This last weekend at the Oscars, the Academy and larger film industry sent a decidedly mixed message about the current state of American filmmaking. On the one hand, they awarded an unprecedented number of awards to women, people of color and movies deeply concerned with the lives and interests of the same. Long overlooked by the Academy, Spike Lee finally won his first competitive Oscar three decades after first exploding onto the scene with his incendiary Do the Right Thing (1989), which wasn’t even nominated for any Oscars the year it came out. Not just one, but two foreign-language films competed in the year’s top prizes: Alfonso Cuaron’s masterful Roma (2018) out of Mexico, the first movie from that country to win Best Foreign Language Film, and Pawel Pawlikoski’s Cold War (2018); if you toss in Greek director Yorgos Lanthimos’ Best Picture nominated The Favourite (2018), Sunday night was a veritable showcase of international filmmaking.
In particular, two major threads proved to be the rule throughout Oscar night: ones that run deeply contrary to the historical mission of the Academy. The first was the incredible Awards season run of Black Panther (2018), a sensational achievement in film in its own right, and that’s before you consider its uniquely monochromatic cast, Afro-futurist story and genre. It now stands as the most awarded superhero movie of all time, finally earning Marvel its first Oscar wins and begrudgingly earning the respect of the rest of the prestige-minded film industry.
The second narrative surrounded Roma and, by extension, Netflix. For years, the content streamer-cum-content creator has struggled to gain purchase within the exclusionary sector of the industry that is deeply invested in awards and prestige. Although they made some headway in shorts and documentaries, proper respect from the awards circuit eluded them until this year, when they backed a movie so unquestionably excellent that even the oldest of the old guard couldn’t deny its brilliance.

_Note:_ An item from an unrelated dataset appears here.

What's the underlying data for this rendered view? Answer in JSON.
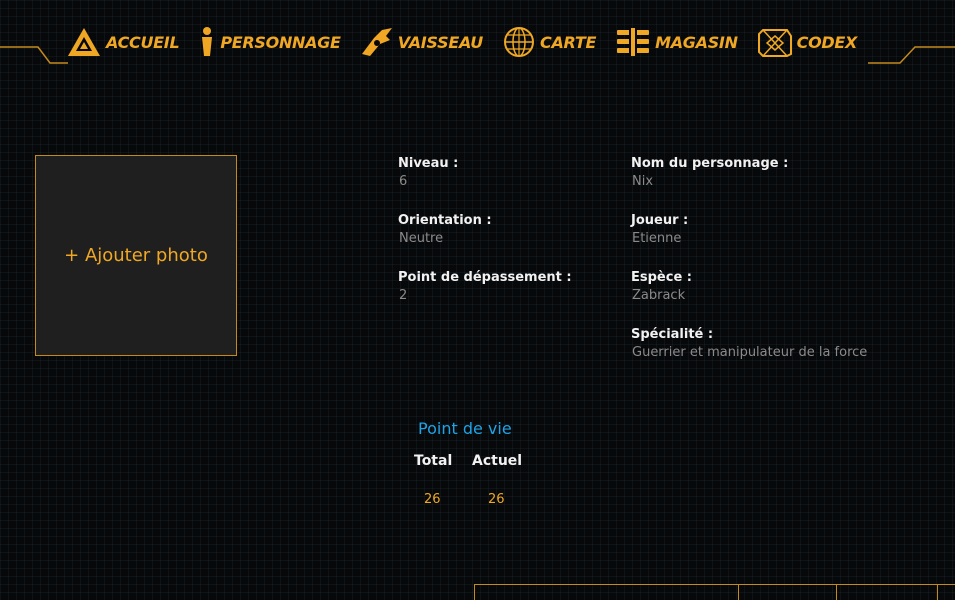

Splitting the difference between their heretofore hard stance against traditional theatrical distribution and the industry’s insistence on exactly that , they bulldozed their way into Hollywood’s inner sanctum with Alfonso Cuaron’s intimate childhood retrospective. And, like Marvel with Black Panther, Netflix now finds themselves with their much-sought-after acceptance within the industry, same as any major studio sitting in that room.
And yet, despite all of these leaps and bounds in the right direction, the final say went to the safe, historically Oscar-worthy and woefully out-of-touch race-drama Green Book (2018). A deeply mediocre movie in its own right — and that’s before you parse through its controversial awards circuit marketing, its multiple scenes of a White guy showing the “not as Black as him” supporting character how to eat fried chicken and its saccharine prosletyzing about how we “solved” racism way back in the 1960s (spoiler alert: we didn’t) — the movie should never have been nominated for Best Picture, let alone won it. In fact, it was one of the night’s biggest winners, going by the numbers, with wins for Picture, Best Original Screenplay (for the racist, MAGA-headed son of the film’s ostensible lead) and Supporting Actor (the one category that it actually deserved).
Pair that, then, with Bohemian Rhapsody (2018), an equally inferior and utterly flaccid rock-and-roll biopic about Queen frontman Freddy Mercury (although, in truth, an awkward pat-on-the-back for the surviving members of Queen, who had dictatorial control over the script in exchange for the right to use their music in the soundtrack). Side by side, both are, at least in theory, about real-life men of color trying to succeed despite the pressures of fame, family and racial division, although both are functionally more akin to the mercifully out-of-fashioned Magical Negro movies of yore, where their colorful leading men in truth only exist in service to their white costars: thus why Viggo Mortenson is actually Green Book‘s lead and why Bohemian Rhapsody bends over backwards to toast the rest of Queen despite what little sense it actually makes to do so.
What we are witnessing is a Hollywood in transit: one that is absolutely on its way, but isn’t quite ready to ‘let the old ways die’ just yet. These white-centered race films are their attempts at compromising. They acknowledge actual persons of color’s contribution to the arts and champion their stories, but do so in a pat way that’ll play to old white men. The Academy — or at least part of it — doesn’t want another Moonlight (2016). They don’t want something as radical as, say, Black Panther, BlacKkKlansman (2018) or, God forbid, Get Out (2017) anywhere near the Best Picture race, but at the same time no longer have the means to keep it out entirely. So instead they pass it over for tamer, more acceptable fare that features their “acceptable” version of minority “leads.”
Don’t get me wrong, terrible as they are, Green Book and Bohemian Rhapsody have their place in popular culture. For as much as I would have preferred Get Out to take last year’s top prize, The Shape of Water (2017) genuinely was one of the better Best Picture winners… well… ever. And all this will fade with time, as the Academy’s demographics continue to shift, as these outsider movies become better accepted within the awards segment of the industry and as the culture surrounding it changes. Until then, expect more “both sides” race dramas to go up for, and probably even win, major movie awards, emblematic of the last dying gasp of the outgoing old guard of Hollywood.